Treatment for most people with mpox is aimed at relieving symptoms. Care may include managing skin damage from the mpox rash, drinking enough liquids to help keep stool soft, and pain management.
If you have mpox, isolate at home in a separate room from family and pets until your rash and scabs heal.
There is no specific treatment approved for mpox. Health care professionals may treat mpox with some antiviral drugs used to treat smallpox, such as tecovirimat (TPOXX) or brincidofovir (Tembexa).
For those unlikely to respond to the vaccine, a health care professional may offer vaccinia immune globulin. This has antibodies from people who have been given the smallpox vaccine.

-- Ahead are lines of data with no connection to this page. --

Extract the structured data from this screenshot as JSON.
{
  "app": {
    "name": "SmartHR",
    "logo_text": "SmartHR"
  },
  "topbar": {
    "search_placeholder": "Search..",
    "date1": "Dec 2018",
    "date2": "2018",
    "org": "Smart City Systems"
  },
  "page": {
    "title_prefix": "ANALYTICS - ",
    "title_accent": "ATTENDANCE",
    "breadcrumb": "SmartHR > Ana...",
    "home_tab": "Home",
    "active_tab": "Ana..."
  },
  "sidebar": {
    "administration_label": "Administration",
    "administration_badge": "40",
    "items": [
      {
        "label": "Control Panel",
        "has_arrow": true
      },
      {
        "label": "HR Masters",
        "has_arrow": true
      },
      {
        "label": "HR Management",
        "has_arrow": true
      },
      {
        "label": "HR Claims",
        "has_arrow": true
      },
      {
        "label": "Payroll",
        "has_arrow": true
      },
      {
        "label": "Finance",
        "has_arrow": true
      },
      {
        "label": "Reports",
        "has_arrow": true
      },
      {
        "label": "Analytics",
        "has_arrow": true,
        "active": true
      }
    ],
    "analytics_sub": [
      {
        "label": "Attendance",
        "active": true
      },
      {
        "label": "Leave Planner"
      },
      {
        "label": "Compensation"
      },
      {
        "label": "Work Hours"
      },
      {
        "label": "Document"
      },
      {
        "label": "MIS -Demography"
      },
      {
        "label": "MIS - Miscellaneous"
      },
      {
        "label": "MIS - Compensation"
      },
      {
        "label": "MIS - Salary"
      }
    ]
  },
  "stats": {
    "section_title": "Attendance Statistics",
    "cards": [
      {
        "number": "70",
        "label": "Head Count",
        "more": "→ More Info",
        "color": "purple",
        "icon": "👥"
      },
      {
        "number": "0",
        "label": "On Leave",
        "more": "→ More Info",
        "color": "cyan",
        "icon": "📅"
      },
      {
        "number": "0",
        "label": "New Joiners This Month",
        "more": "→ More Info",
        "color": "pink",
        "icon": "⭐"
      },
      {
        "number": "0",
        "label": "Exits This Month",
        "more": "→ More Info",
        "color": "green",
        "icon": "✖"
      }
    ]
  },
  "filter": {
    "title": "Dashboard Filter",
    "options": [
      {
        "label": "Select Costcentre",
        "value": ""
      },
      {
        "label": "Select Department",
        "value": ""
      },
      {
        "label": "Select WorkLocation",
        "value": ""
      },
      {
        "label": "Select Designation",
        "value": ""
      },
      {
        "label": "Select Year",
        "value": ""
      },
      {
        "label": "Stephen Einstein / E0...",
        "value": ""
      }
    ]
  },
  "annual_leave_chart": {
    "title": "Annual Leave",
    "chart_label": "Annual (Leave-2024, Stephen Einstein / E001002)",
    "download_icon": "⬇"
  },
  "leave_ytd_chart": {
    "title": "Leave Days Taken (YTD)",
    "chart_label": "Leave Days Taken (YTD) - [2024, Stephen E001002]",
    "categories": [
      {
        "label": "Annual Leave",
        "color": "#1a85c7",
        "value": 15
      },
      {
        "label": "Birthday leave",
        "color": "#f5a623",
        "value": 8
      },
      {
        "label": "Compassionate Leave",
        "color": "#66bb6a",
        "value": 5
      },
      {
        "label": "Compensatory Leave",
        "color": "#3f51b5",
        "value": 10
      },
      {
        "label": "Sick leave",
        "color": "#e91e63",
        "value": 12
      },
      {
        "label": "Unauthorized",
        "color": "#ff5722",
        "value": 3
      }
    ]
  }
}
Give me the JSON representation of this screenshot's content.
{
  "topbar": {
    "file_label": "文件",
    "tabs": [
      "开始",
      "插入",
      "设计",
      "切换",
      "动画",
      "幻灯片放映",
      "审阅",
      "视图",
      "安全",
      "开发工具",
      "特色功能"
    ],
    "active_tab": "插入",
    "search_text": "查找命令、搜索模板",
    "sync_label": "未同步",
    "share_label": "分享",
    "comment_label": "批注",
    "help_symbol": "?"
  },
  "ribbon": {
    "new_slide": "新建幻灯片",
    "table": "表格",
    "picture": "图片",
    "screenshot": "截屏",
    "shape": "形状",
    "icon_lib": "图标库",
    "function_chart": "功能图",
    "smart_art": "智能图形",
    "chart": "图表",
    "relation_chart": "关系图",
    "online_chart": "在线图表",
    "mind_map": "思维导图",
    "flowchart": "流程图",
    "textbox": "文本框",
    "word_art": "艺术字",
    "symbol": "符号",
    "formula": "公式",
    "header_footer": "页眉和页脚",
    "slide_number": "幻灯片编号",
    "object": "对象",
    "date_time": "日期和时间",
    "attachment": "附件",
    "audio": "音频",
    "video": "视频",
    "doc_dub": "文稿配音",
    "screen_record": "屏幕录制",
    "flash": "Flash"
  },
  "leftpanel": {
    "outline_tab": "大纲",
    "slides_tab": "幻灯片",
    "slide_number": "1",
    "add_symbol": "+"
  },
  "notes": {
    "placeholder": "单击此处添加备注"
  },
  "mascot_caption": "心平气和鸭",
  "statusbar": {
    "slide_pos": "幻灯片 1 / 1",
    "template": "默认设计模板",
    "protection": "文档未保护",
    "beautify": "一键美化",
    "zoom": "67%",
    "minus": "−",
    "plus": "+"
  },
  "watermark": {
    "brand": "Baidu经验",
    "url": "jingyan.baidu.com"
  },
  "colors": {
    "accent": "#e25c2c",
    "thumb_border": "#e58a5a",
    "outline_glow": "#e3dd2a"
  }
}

What are the complications of mpox?
Mpox complications can include:
- Severe scars on the face, arm and legs.
- Other infections.
- Death, in rare cases.
The type of mpox virus spreading in the 2022 outbreak, called Clade II, rarely leads to death.
Remember that mpox is rare in the U.S. and the mpox virus doesn't spread easily between people without close contact. But if you have a new rash or any symptoms of mpox, contact your health care professional.
July 25, 2023
Pritish K. Tosh, M.D.
See more Expert Answers
- AskMayoExpert. Monkeypox. Mayo Clinic; 2023.
- Monkeypox. Centers for Disease Control and Prevention. https://www.cdc.gov/poxvirus/monkeypox/. Accessed July 11, 2023.
- Interim clinical guidance for the treatment of monkeypox. Centers for Disease Control and Prevention. https://www.cdc.gov/poxvirus/monkeypox/clinicians/treatment.html. Accessed July 19, 2022.
- Monkeypox. World Health Organization. https://www.who.int/news-room/fact-sheets/detail/monkeypox. Accessed July 14, 2023.
- Monkeypox. Merck Manual Professional Version. https://www.merckmanuals.com/professional/infectious-diseases/pox-viruses/mpox-monkeypox. Accessed July 14, 2023.
- 2022 US monkeypox outbreak. Centers for Disease Control and Prevention. https://www.cdc.gov/poxvirus/monkeypox/response/2022/index.html. Accessed July 14, 2023.
- WHO recommends new name for monkeypox disease. World Health Organization. https://www.who.int/news/item/28-11-2022-who-recommends-new-name-for-monkeypox-disease. Accessed Nov. 29, 2022.
- Maredia et al. Supportive care management recommendations for mucocutaneous manifestations of monkeypox infection. Mayo Clinic Proceedings. 2023; doi: 10.1016/j.mayocp.2023.01.019.